Many of my ScoreItUp students often ask me whether paying an extra $45 to LSAC for its “score preview” feature is worth the money. As much as I don’t like telling prelaw students to pay LSAC even more money, my answer to that question is a resounding “yes.” Please see below for the reasons why.

What Is LSAC’s “Score Preview”

LSAC gives you the right to “cancel” your LSAT score (free of charge) within six days after you take the exam. If you cancel your LSAT score, no one (including you) will ever see it. Law schools will see that you sat for (took) the exam and cancelled your score, but that’s it. The problem is that you have to cancel before you receive your score, which often creates a dilemma: should you cancel? What if you did better than you thought, and you wind up canceling a decent (or even great) LSAT score? Sometimes you know it went horribly, but other times we can be our own worst critic, and it may have gone better than you thought. You just don’t know.

LSAC’s “score preview” resolves that dilemma for students. By paying LSAC $45 in advance, or $75 after you take the exam (yes, LSAC has found a way to profit from this!), “score preview” allows you to see your LSAT score before deciding whether to cancel it or not. You are given six days from the time you receive your LSAT score to decide whether to cancel it.

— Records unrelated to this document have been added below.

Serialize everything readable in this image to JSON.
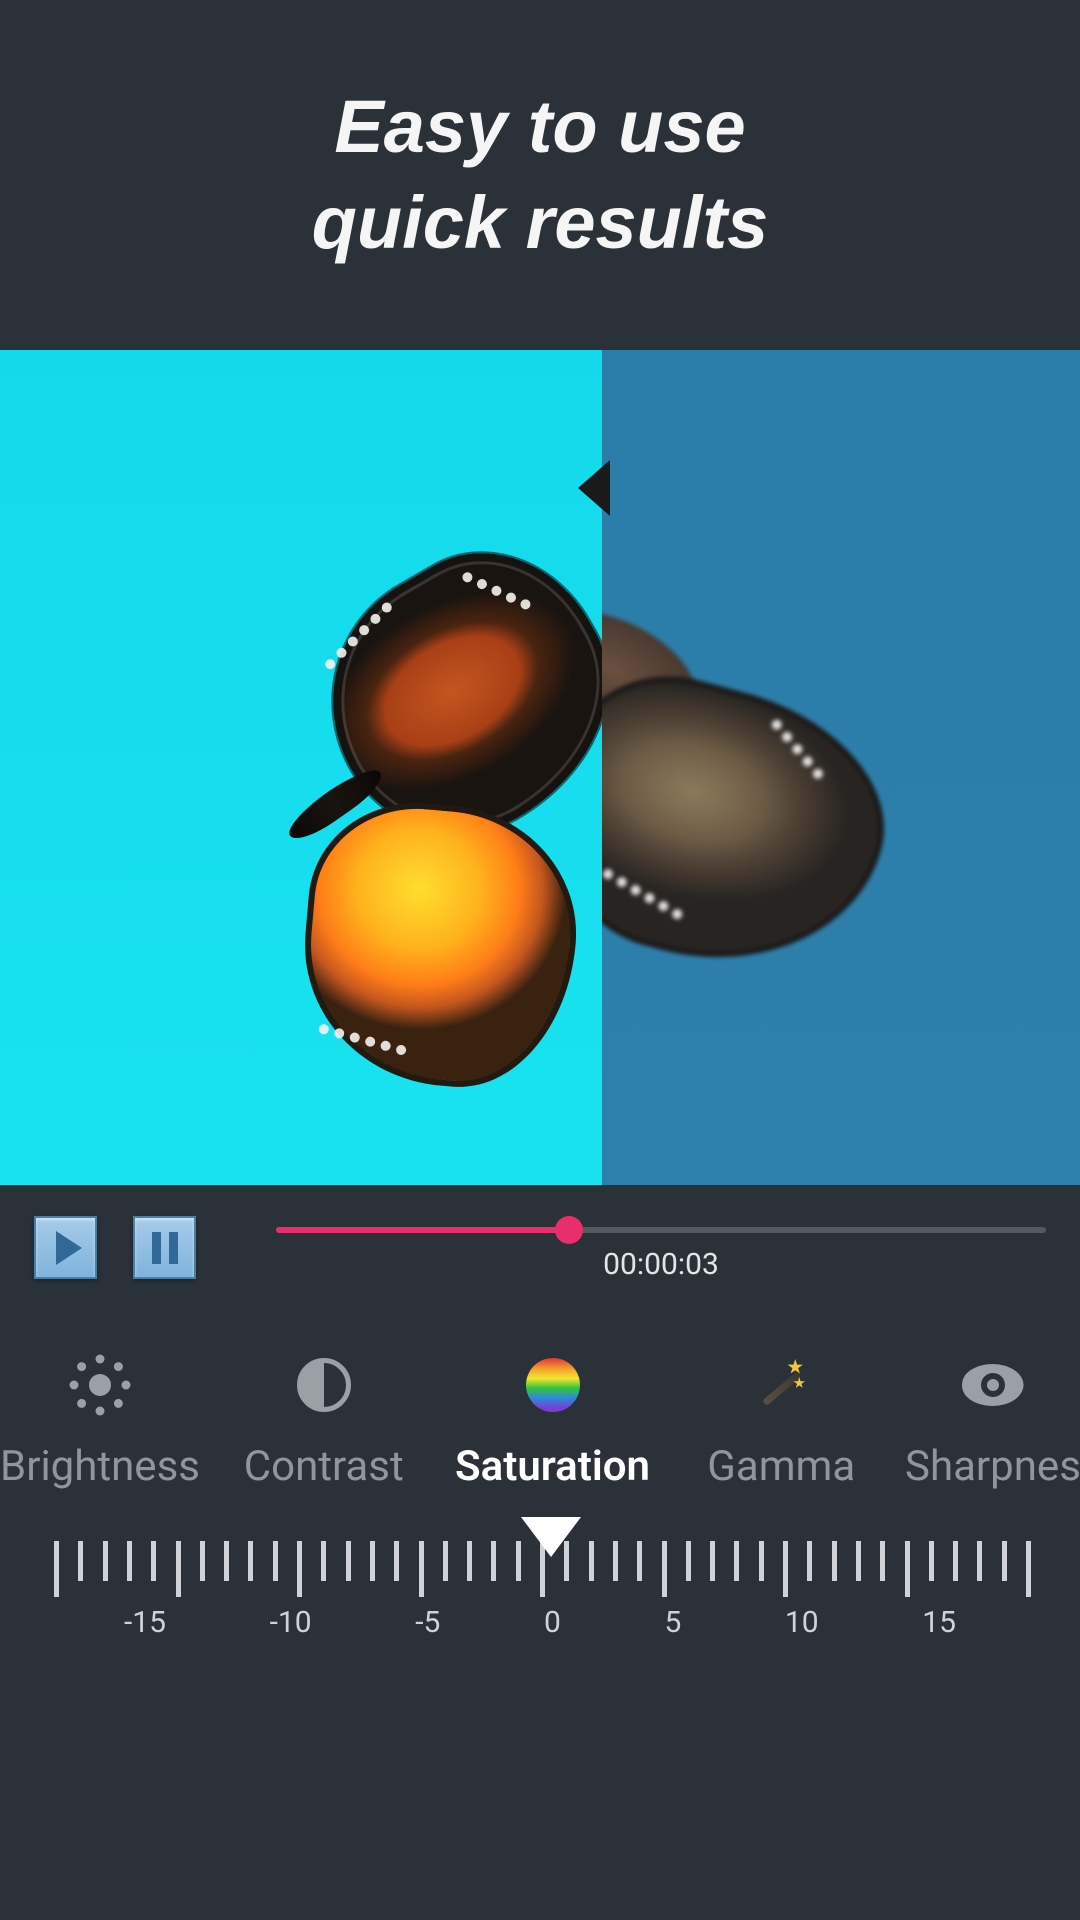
{
  "header": {
    "line1": "Easy to use",
    "line2": "quick results"
  },
  "preview": {
    "split_position_pct": 55
  },
  "playback": {
    "timecode": "00:00:03",
    "progress_pct": 38
  },
  "adjustments": [
    {
      "key": "brightness",
      "label": "Brightness",
      "active": false
    },
    {
      "key": "contrast",
      "label": "Contrast",
      "active": false
    },
    {
      "key": "saturation",
      "label": "Saturation",
      "active": true
    },
    {
      "key": "gamma",
      "label": "Gamma",
      "active": false
    },
    {
      "key": "sharpness",
      "label": "Sharpness",
      "active": false
    }
  ],
  "ruler": {
    "min": -20,
    "max": 20,
    "value": 0,
    "labels": [
      "-15",
      "-10",
      "-5",
      "0",
      "5",
      "10",
      "15"
    ]
  }
}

The Advantages of “Score Preview”

For the reasons mentioned above, it is clearly beneficial to know what your LSAT score is before deciding whether or not to cancel it. Whether or not you cancel, law schools almost invariably will focus on your highest LSAT score and will not “average” your scores. Nevertheless, law school admission committees will view and consider all your LSAT scores. So, a low LSAT score (or scores) will not be a death sentence for you (as long as your highest LSAT score is good enough). But those low LSAT scores will be a bit of a taint on your record. In contrast, cancelled LSAT scores often are ignored by law school admission committees. So, it is generally better to have a cancelled LSAT score than a low one.

Bottom line

LSAC’s “score preview” allows you to make the decision of whether or not to cancel your LSAT score after receiving a critically important piece of information: your LSAT score. Considering the overall importance of your LSAT score to your law school application, I believe $45 is likely going to be a very worthwhile expense for you to have that added bit of information before making your decision. If you have any questions, or would like to discuss your own personal situation, please contact me at